Download transcripts

Link to media folder

Citation information

In accordance with TalkBank rules, any use of data from this corpus must be accompanied by the above reference.

Project Description

Full description of original research questions, participants and procedures for data collection are available in Newman et al. (2015). The major objective of this longitudinal study was to study both infant perceptual and executive function skills (e.g., speech segmentation, statistical learning) and maternal input to the same set of children, followed from 7 months to 24 months of age, and to see whether these factors predicted children’s early language skills, either separately, or in combination.

One hundred and twenty-one mother–child dyads participated with multiple visits across a two-year span; the majority were seen at 7, 10, 11 and 24 months; approximately half were also seen at 18 months. One hundred and seventy-three families were initially tested, but twenty-eight were excluded prior to one year of age because of family move or request for removal; genetic disorder or health issues or only the father being free to participate. Data from an additional ten participants were removed either because the child was not learning English as the majority language at some point during the study (some children began hearing English the majority of the time but their language exposure changed over the course of the study) or because the mother was not a native speaker of English. Finally, an additional fourteen children were later excluded because they failed to attend the final visit or had been identified with a language disorder during their second year, leaving 121 final participants. Mothers averaged 17 years of education (range: HS diploma to PhD.); fathers had 17 years. Ethnicity was 79% Caucasian, 12% AfricanAmerican, 4% Hispanic, ~2.5% each Asian or Native-American/Pacific Islander. Infant age at first visit was approximately 7 months and approximately 24 months at study end. Numbers of participants vary slightly across analyses as noted, due to sporadic incomplete data. Dyads participated in a range of tasks at multiple ages designed to address a variety of theoretical questions. The segmentation task, age 7 months, was modeled after Jusczyk and Aslin (1995); visual and auditory statistical learning was assessed at 10 and 11 months.

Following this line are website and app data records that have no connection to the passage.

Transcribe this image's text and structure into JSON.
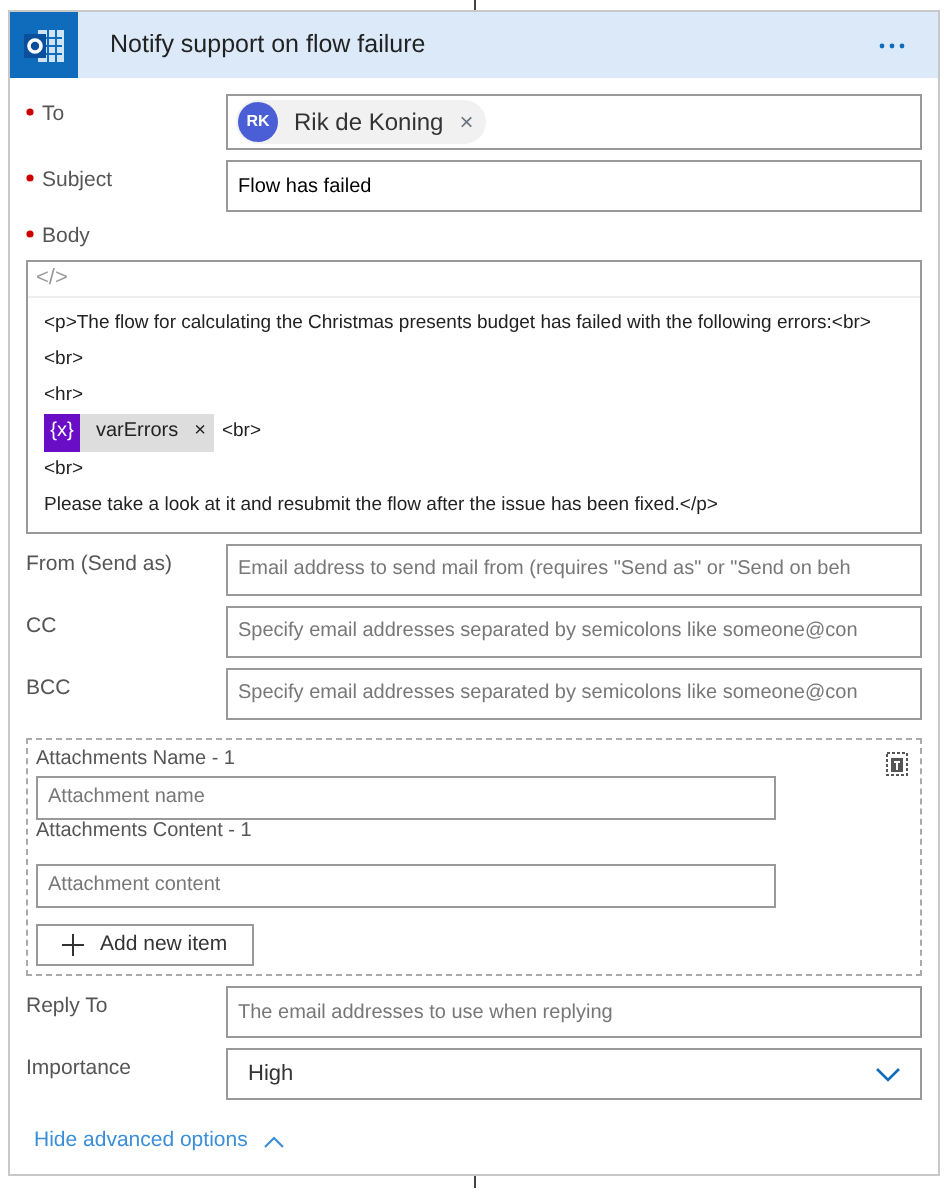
{
  "header": {
    "title": "Notify support on flow failure"
  },
  "fields": [
    {
      "kind": "recipients",
      "label": "To",
      "required": true,
      "chips": [
        {
          "initials": "RK",
          "name": "Rik de Koning",
          "remove": "×"
        }
      ]
    },
    {
      "kind": "text",
      "label": "Subject",
      "required": true,
      "value": "Flow has failed"
    },
    {
      "kind": "body",
      "label": "Body",
      "required": true,
      "code_toggle": "</>",
      "lines": [
        {
          "text": "<p>The flow for calculating the Christmas presents budget has failed with the following errors:<br>"
        },
        {
          "text": "<br>"
        },
        {
          "text": "<hr>"
        },
        {
          "token": {
            "icon": "{x}",
            "label": "varErrors",
            "remove": "×"
          },
          "text": "<br>"
        },
        {
          "text": "<br>"
        },
        {
          "text": "Please take a look at it and resubmit the flow after the issue has been fixed.</p>"
        }
      ]
    },
    {
      "kind": "text",
      "label": "From (Send as)",
      "required": false,
      "placeholder": "Email address to send mail from (requires \"Send as\" or \"Send on beh"
    },
    {
      "kind": "text",
      "label": "CC",
      "required": false,
      "placeholder": "Specify email addresses separated by semicolons like someone@con"
    },
    {
      "kind": "text",
      "label": "BCC",
      "required": false,
      "placeholder": "Specify email addresses separated by semicolons like someone@con"
    },
    {
      "kind": "attachments",
      "items": [
        {
          "name_label": "Attachments Name - 1",
          "name_placeholder": "Attachment name",
          "content_label": "Attachments Content - 1",
          "content_placeholder": "Attachment content"
        }
      ],
      "add_button": "Add new item"
    },
    {
      "kind": "text",
      "label": "Reply To",
      "required": false,
      "placeholder": "The email addresses to use when replying"
    },
    {
      "kind": "select",
      "label": "Importance",
      "required": false,
      "value": "High"
    }
  ],
  "advanced_link": "Hide advanced options"
}
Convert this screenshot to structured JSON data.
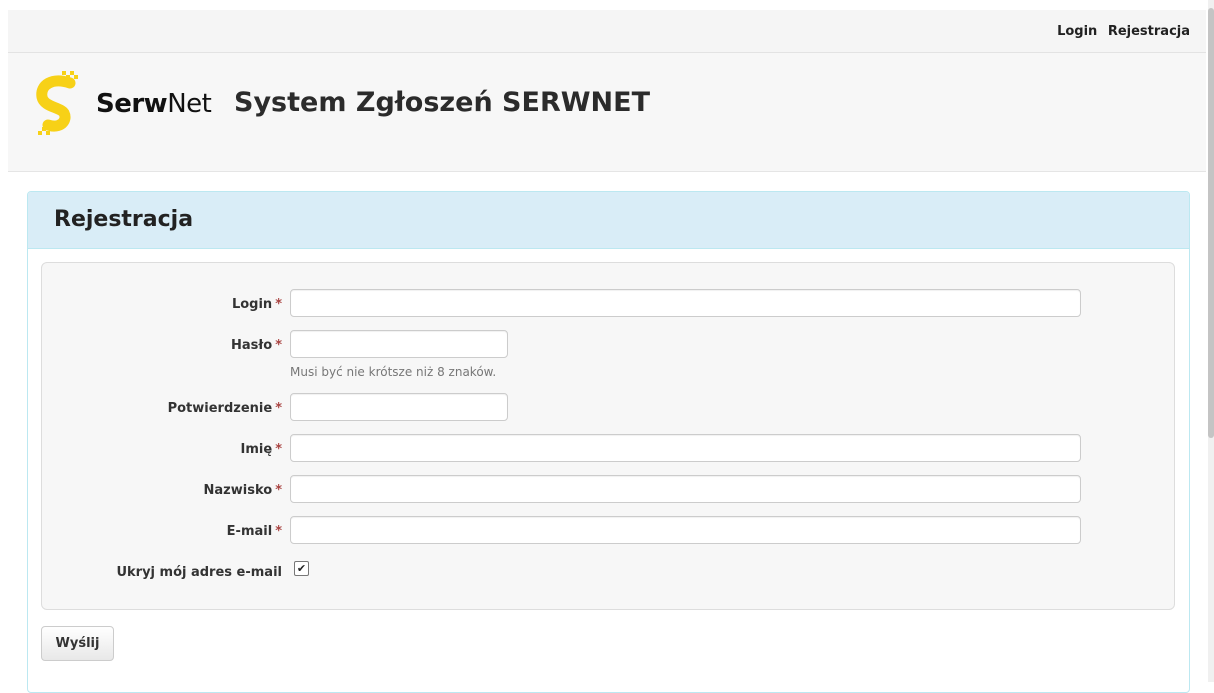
{
  "topnav": {
    "login": "Login",
    "register": "Rejestracja"
  },
  "header": {
    "brand_bold": "Serw",
    "brand_light": "Net",
    "title": "System Zgłoszeń SERWNET",
    "logo_color": "#f7d117"
  },
  "panel": {
    "title": "Rejestracja"
  },
  "form": {
    "required_mark": "*",
    "login_label": "Login",
    "password_label": "Hasło",
    "password_help": "Musi być nie krótsze niż 8 znaków.",
    "confirm_label": "Potwierdzenie",
    "firstname_label": "Imię",
    "lastname_label": "Nazwisko",
    "email_label": "E-mail",
    "hide_email_label": "Ukryj mój adres e-mail",
    "hide_email_checked": true,
    "checkmark": "✔",
    "submit_label": "Wyślij"
  }
}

After laboratory tasks, dyads played with a standard set of toys, including plush animals, baby doll with accessories, food-/eating-/ cooking-related items, and board books. Mothers were asked to play with their children as they would normally at home. They were informed that they were being video- and audio-recorded, and asked to wear an Audio-Technica lavalier microphone connected to a Marantz solid-state digital recorder; mothers were told that while our intent was to record the child, they should wear the microphone so that their child would not play with it. Sessions lasted approximately 15 minutes. All recordings were transcribed via sonic CHAT mode using TalkBank utilities. Following the parent-child play session, mothers were also interviewed by a researcher, who attempted to elicit many of the same words used during the play session, so that adult-adult as well as infant-directed speech could be compared. At study end, mothers were debriefed, and provided consent for analysis of their speech.

Information is available about the children’s 24 month language, including results of the MCDI, PPVT, and EVT, as well as elicited language sample.


Andrew Yankes reformatted this corpus into accord with current versions of CHAT.